Cloud-Based EHR Vendor Notifying 1 Million of Data BreachNextGen's Breach Follows Claims by BlackCat in an Alleged Earlier Incident
Cloud-based electronic health records vendor NextGen Healthcare is notifying more than 1 million individuals of a data compromise involving stolen credentials. The data breach is at least the second alleged data security incident the company has investigated since January.
NextGen in a breach report filed on May 5 to the Maine attorney general, described its most recent incident as "unauthorized access to database stemming from use of stolen client credentials that appear to have been stolen from other sources or incidents unrelated to NextGen."
NextGen's breach report to regulators last week follows a separate incident that the company was investigating in January during the time that the ransomware-as-a-service gang BlackCat - also known as Alphv - had briefly listed the company on its data leak site (see: 2 Vendors Among BlackCat's Alleged Recent Ransomware Victims).
At that time, NextGen in a statement to Information Security Media Group confirmed it was investigating a recent data security incident but would not comment specifically on BlackCat's alleged involvement.
"NextGen Healthcare is aware of this claim, and we have been working with leading cybersecurity experts to investigate and remediate," a NextGen spokesperson told ISMG at the time.
"We immediately contained the threat, secured our network and have returned to normal operations. Our forensic review is ongoing and, to date, we have not uncovered any evidence of access to or exfiltration of client or patient data," the spokesperson told ISMG in January.
NextGen in a statement Monday to ISMG said the two hacks were separate incidents. The company did not immediately respond to ISMG's request for an update on the January incident and whether the company planned to report a breach tied to it.
Recent Breach Details
NextGen said that on March 30, it was alerted to suspicious activity on its NextGen Office system, according to its statement to ISMG. Based on its investigation so far, the company said an unknown third party had gained unauthorized access to a limited set of stored personal information between March 29 and April 14.
Affected information includes individuals' names, birthdates, addresses and Social Security numbers, the company said in a sample breach notification letter. NextGen added that it has not found evidence of health records or medical data being breached or of any information affected by the compromise being used for fraud.
"The individuals known to be impacted by this incident were notified on April 28, and we have offered them 24 months of free fraud detection and identity theft protection," NextGen told ISMG.
The company also said that upon discovering the incident, it took measures including resetting passwords and "further reinforcing" the security of its systems. NextGen is also working with law enforcement in the investigation.
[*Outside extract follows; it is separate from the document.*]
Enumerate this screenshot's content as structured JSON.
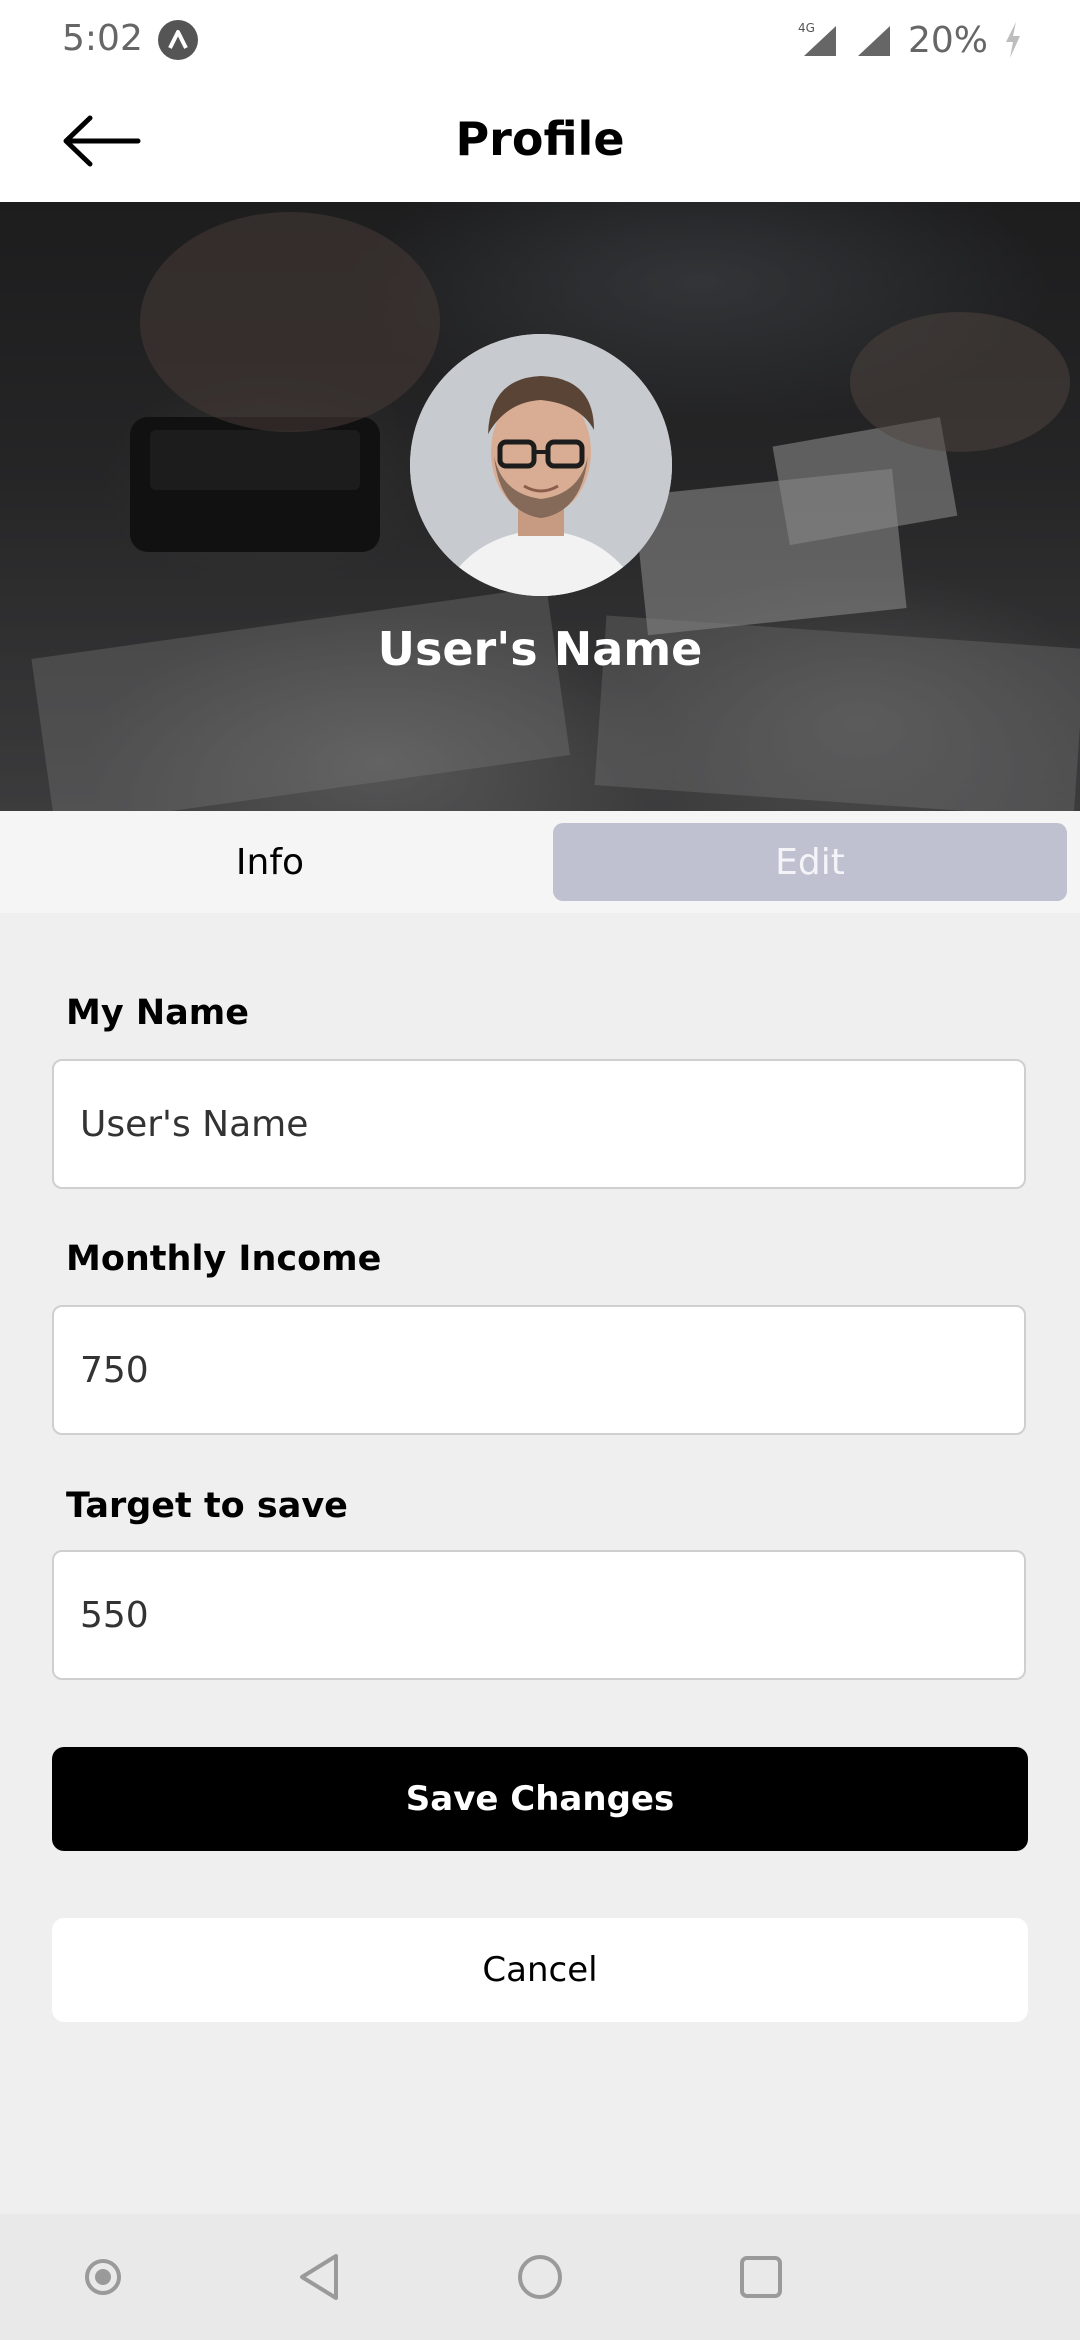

Of the 198 major health data breaches affecting a total of 17.4 million individuals posted on the Department of Health and Human Services' HIPAA Breach Reporting Tool website so far in 2023, at least 75 incidents affecting 9.8 million individuals were reported as involving business associates.
That means vendors and other business associates were involved in about 38% of the major health data breaches posted so far in 2023, but those incidents were responsible for 56% of individuals affected by breaches in healthcare.
As of Monday, the recent NextGen data breach was not yet posted to the HHS Office for Civil Rights' tally.
Mike Hamilton, CEO and co-founder of security firm Critical Insight, said the recent NextGen data breach - on top of the earlier alleged BlackCat incident - appears to follow concerning healthcare sector trends.
"NextGen, as an EHR provider for many HIPAA-covered entities, presents a trove of monetizable records - whether for sale or to hold in abeyance for the purpose of extortion," he said. That makes key software and IT services vendors in the healthcare sector highly desirable targets for cybercriminals.
For healthcare sector clients of these types of critical third-party products and services, the NextGen data breach also highlights the importance of planning for and practicing response to incidents, including ransomware and similar events, he said.
"The lesson one might take from this is to lean into third-party risk management and ensure that there is adequate evidence of audited security controls, rather than simple attestation by a vendor."
Dave Bailey, vice president of security services at privacy and security consultancy Clearwater, offers a similar perspective.
"Healthcare entities should architect third-party risk management programs such that it creates a tiered approach to assessing vendors based on risk to patient safety," he said. "Top-tier and high-risk vendors must demonstrate they have effective controls in place to protect patient information and enable the success of the organization and safe and quality outcomes."
As for NextGen saying that its most recent incident appears to have involved stolen credentials, that is also a common security risk faced by many organizations, Bailey said.
"Today's adversaries are looking for and exploiting the use of stolen credentials to launch and execute their attacks," he said. "We must continue to educate and make our users and workforce aware of the importance of protecting their identity."